> _RECORDS SHOWN_
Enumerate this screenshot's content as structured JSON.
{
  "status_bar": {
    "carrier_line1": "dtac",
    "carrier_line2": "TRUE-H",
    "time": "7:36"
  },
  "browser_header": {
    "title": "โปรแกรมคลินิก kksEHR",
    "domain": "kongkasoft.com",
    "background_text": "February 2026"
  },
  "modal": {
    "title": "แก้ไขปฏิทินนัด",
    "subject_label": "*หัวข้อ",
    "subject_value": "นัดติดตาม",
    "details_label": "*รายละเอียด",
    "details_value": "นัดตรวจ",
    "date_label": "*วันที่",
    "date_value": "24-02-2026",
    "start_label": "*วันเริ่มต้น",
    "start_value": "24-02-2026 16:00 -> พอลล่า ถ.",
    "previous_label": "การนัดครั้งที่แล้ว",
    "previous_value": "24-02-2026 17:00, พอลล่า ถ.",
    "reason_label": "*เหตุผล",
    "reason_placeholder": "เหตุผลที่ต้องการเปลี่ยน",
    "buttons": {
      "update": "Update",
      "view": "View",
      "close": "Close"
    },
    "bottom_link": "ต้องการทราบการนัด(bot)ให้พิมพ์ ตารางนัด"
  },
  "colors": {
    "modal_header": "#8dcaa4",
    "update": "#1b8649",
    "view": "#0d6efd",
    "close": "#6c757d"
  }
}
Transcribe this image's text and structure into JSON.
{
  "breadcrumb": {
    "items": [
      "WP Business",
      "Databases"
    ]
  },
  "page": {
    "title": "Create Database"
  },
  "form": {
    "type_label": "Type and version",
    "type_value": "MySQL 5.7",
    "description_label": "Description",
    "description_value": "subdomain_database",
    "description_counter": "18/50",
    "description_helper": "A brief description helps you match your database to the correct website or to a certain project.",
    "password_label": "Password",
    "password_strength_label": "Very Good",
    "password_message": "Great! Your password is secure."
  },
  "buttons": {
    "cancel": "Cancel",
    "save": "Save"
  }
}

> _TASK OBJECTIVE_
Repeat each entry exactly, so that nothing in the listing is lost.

> _TASK RESPONSE_
Enumerate this screenshot's content as structured JSON.
{
  "status_bar": {
    "carrier_line1": "dtac",
    "carrier_line2": "TRUE-H",
    "time": "7:36"
  },
  "browser_header": {
    "title": "โปรแกรมคลินิก kksEHR",
    "domain": "kongkasoft.com",
    "background_text": "February 2026"
  },
  "modal": {
    "title": "แก้ไขปฏิทินนัด",
    "subject_label": "*หัวข้อ",
    "subject_value": "นัดติดตาม",
    "details_label": "*รายละเอียด",
    "details_value": "นัดตรวจ",
    "date_label": "*วันที่",
    "date_value": "24-02-2026",
    "start_label": "*วันเริ่มต้น",
    "start_value": "24-02-2026 16:00 -> พอลล่า ถ.",
    "previous_label": "การนัดครั้งที่แล้ว",
    "previous_value": "24-02-2026 17:00, พอลล่า ถ.",
    "reason_label": "*เหตุผล",
    "reason_placeholder": "เหตุผลที่ต้องการเปลี่ยน",
    "buttons": {
      "update": "Update",
      "view": "View",
      "close": "Close"
    },
    "bottom_link": "ต้องการทราบการนัด(bot)ให้พิมพ์ ตารางนัด"
  },
  "colors": {
    "modal_header": "#8dcaa4",
    "update": "#1b8649",
    "view": "#0d6efd",
    "close": "#6c757d"
  }
}
Transcribe this image's text and structure into JSON.
{
  "breadcrumb": {
    "items": [
      "WP Business",
      "Databases"
    ]
  },
  "page": {
    "title": "Create Database"
  },
  "form": {
    "type_label": "Type and version",
    "type_value": "MySQL 5.7",
    "description_label": "Description",
    "description_value": "subdomain_database",
    "description_counter": "18/50",
    "description_helper": "A brief description helps you match your database to the correct website or to a certain project.",
    "password_label": "Password",
    "password_strength_label": "Very Good",
    "password_message": "Great! Your password is secure."
  },
  "buttons": {
    "cancel": "Cancel",
    "save": "Save"
  }
}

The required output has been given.